Note: I do not carry Progressive Auto Insurance, am not a spokesperson for the company and have received no financial incentive for this post. Further, no automobiles, name-your-own-price tools or annoying Flo’s were injured in the creation of this post. Thank you.
After hearing a Progressive Insurance commercial for the one millionth time ( I might be exaggerating, but probably not), I was finally intrigued enough to do some research on this Snapshot Discount thingy they keep promoting to save me money.
Seriously folks, what kind of company really wants to save you money? Taking your money is how they make money. It’s like the government, but the IRS doesn’t have to advertise.
So after a thorough Google search, I found this review from a year ago–hey, I never promised you timely information. I never promised you anything, for that matter. But I digress.
According to this source, the way the Snapshot gizmo works is to track your miles, when you are driving, and how many “hard brakes” you do while driving. Now hasn’t that cleared everything up for you?
Time of day: The reason Progressive tracks what time of day you is simple: if you drive during peak hours for accidents, such as between midnight and 4 a.m., the likelihood you’ll get in an accident is much higher than if you drive during off-peak hours. If the majority of your driving is during less accident-prone hours, you may see a larger discount.
Miles driven: Many insurance companies ask drivers to supply this data, meaning that drivers track their own mileage and report that amount. Because Progressive tracks mileage digitally through the Snapshot device, the chance of an accident can be better predicted. The general idea is that the more miles you drive, the more likely you’ll get into an accident.

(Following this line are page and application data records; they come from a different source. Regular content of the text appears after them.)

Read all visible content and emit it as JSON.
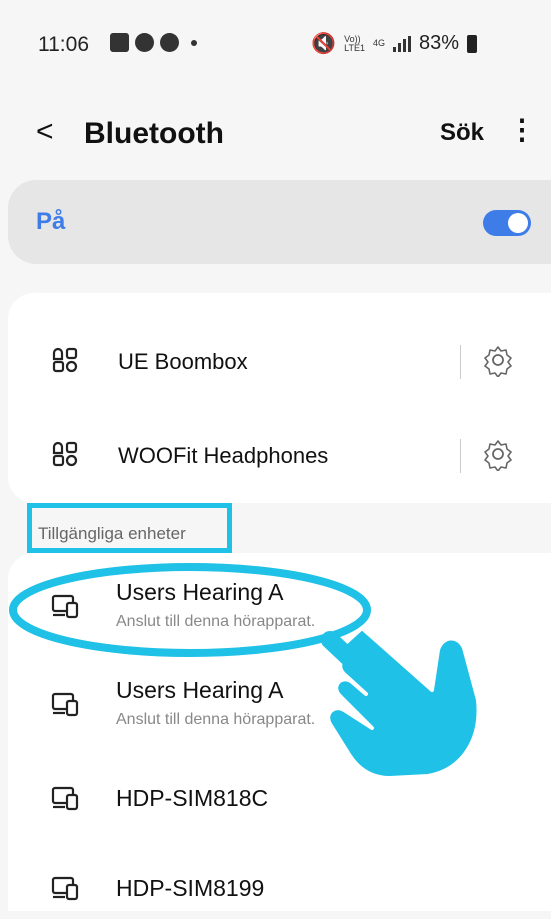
{
  "status_bar": {
    "time": "11:06",
    "battery": "83%",
    "network_top": "Vo))",
    "network_bottom": "LTE1",
    "net_gen": "4G"
  },
  "header": {
    "back_icon": "chevron-left-icon",
    "title": "Bluetooth",
    "search_label": "Sök",
    "more_icon": "more-vert-icon"
  },
  "bluetooth_toggle": {
    "label": "På",
    "state": "on",
    "accent": "#3e7de8"
  },
  "paired_devices": [
    {
      "name": "UE Boombox",
      "icon": "device-grid-icon"
    },
    {
      "name": "WOOFit Headphones",
      "icon": "device-grid-icon"
    }
  ],
  "available_section_label": "Tillgängliga enheter",
  "available_devices": [
    {
      "name": "Users Hearing A",
      "subtitle": "Anslut till denna hörapparat.",
      "icon": "phone-tablet-icon"
    },
    {
      "name": "Users Hearing A",
      "subtitle": "Anslut till denna hörapparat.",
      "icon": "phone-tablet-icon"
    },
    {
      "name": "HDP-SIM818C",
      "icon": "phone-tablet-icon"
    },
    {
      "name": "HDP-SIM8199",
      "icon": "phone-tablet-icon"
    }
  ],
  "annotation_color": "#1fc1e6"
}
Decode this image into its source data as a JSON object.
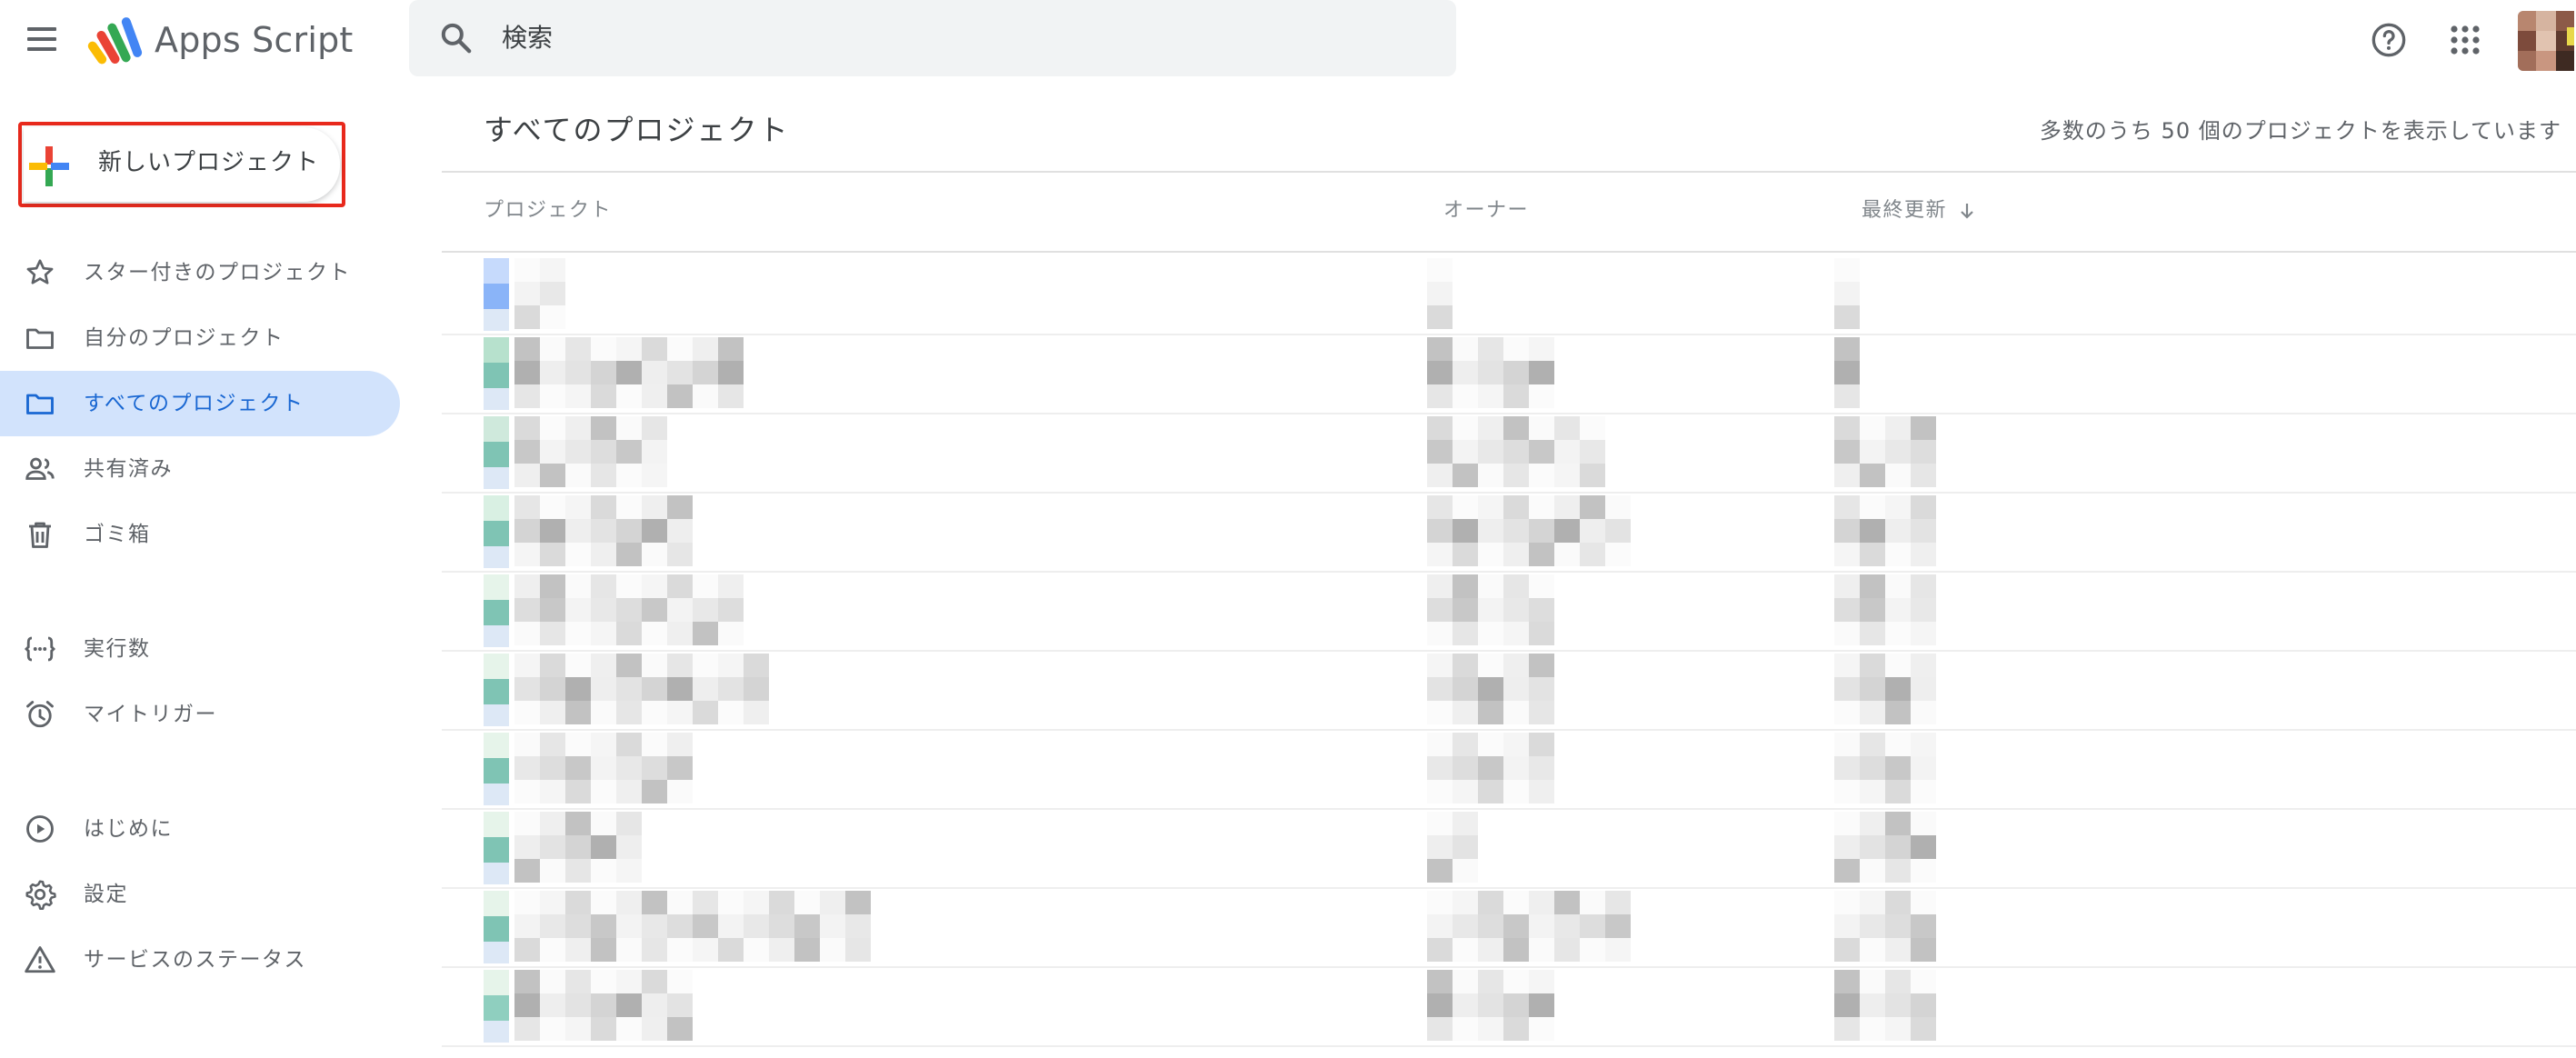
{
  "header": {
    "app_name": "Apps Script",
    "search_placeholder": "検索",
    "icons": {
      "menu": "hamburger-menu-icon",
      "search": "search-icon",
      "help": "help-icon",
      "apps": "apps-grid-icon"
    }
  },
  "sidebar": {
    "new_project_label": "新しいプロジェクト",
    "nav_groups": [
      [
        {
          "label": "スター付きのプロジェクト",
          "icon": "star-icon",
          "active": false
        },
        {
          "label": "自分のプロジェクト",
          "icon": "folder-icon",
          "active": false
        },
        {
          "label": "すべてのプロジェクト",
          "icon": "folder-icon",
          "active": true
        },
        {
          "label": "共有済み",
          "icon": "people-icon",
          "active": false
        },
        {
          "label": "ゴミ箱",
          "icon": "trash-icon",
          "active": false
        }
      ],
      [
        {
          "label": "実行数",
          "icon": "executions-icon",
          "active": false
        },
        {
          "label": "マイトリガー",
          "icon": "alarm-icon",
          "active": false
        }
      ],
      [
        {
          "label": "はじめに",
          "icon": "play-circle-icon",
          "active": false
        },
        {
          "label": "設定",
          "icon": "gear-icon",
          "active": false
        },
        {
          "label": "サービスのステータス",
          "icon": "warning-icon",
          "active": false
        }
      ]
    ]
  },
  "main": {
    "title": "すべてのプロジェクト",
    "count_text": "多数のうち 50 個のプロジェクトを表示しています",
    "columns": {
      "project": "プロジェクト",
      "owner": "オーナー",
      "updated": "最終更新"
    },
    "rows_count_visible": 10
  },
  "colors": {
    "accent": "#1967d2",
    "active_bg": "#d2e3fc",
    "highlight_border": "#e8291c"
  }
}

Hard brakes: A hard brake is when the car’s speed decreases at a rate greater than 7 mph per second. More hard brakes per day may indicate less cautious driving. Progressive will give higher discounts to drivers with fewer hard brakes.
The more miles you drive the more likely you’ll get into an accident? I have taken that logic one step further. The more time you spend on the road, the more likely you are to be in an accident. So go faster so that you get there faster. You’ll be off the road faster and less likely to get hit.
I still have no idea what that hard brake means. I run about 7 mph. I can stop in less than a second. That doesn’t sound like very much to me–in other words, I probably commit more hard brakes pulling into my garage than any discount they would allow. And is it really my fault if some idiot pulls out in front of me? Isn’t a hard brake better and more cost-effective for my insurance company than plowing into said idiot? I should be rewarded for that kind of attention and reflexes.
Is it really worth a few bucks for someone I don’t know, in an office somewhere I don’t go, to know how often I am in my car, when I’m in my car, and how badly I might be driving?
Honestly, I thought the thing would track speed as well. Maybe it does and they don’t tell you that. Maybe they have GPS capabilities–and they don’t tell you that. They promise they won’t give out the information to anyone else, but how do we know that? Do I sound paranoid? Why are you reading this anyway? Who are you? How did you get here? I’m not paranoid, but I’m not sure I like the tone of your questions?
I also thought that with the way I drive, I’d probably not only not get a discount, but they would make me pay more. According to what I’ve read, that is not true. But you can’t believe everything you read on the Internet, except for this sentence of course.
And having that little transmitter in the car would kind of creep me out. It would be like having Flo sitting right there with me, riding shotgun.
So do you have a Snapshot thingy in your car, and have you seen up to 30% in savings?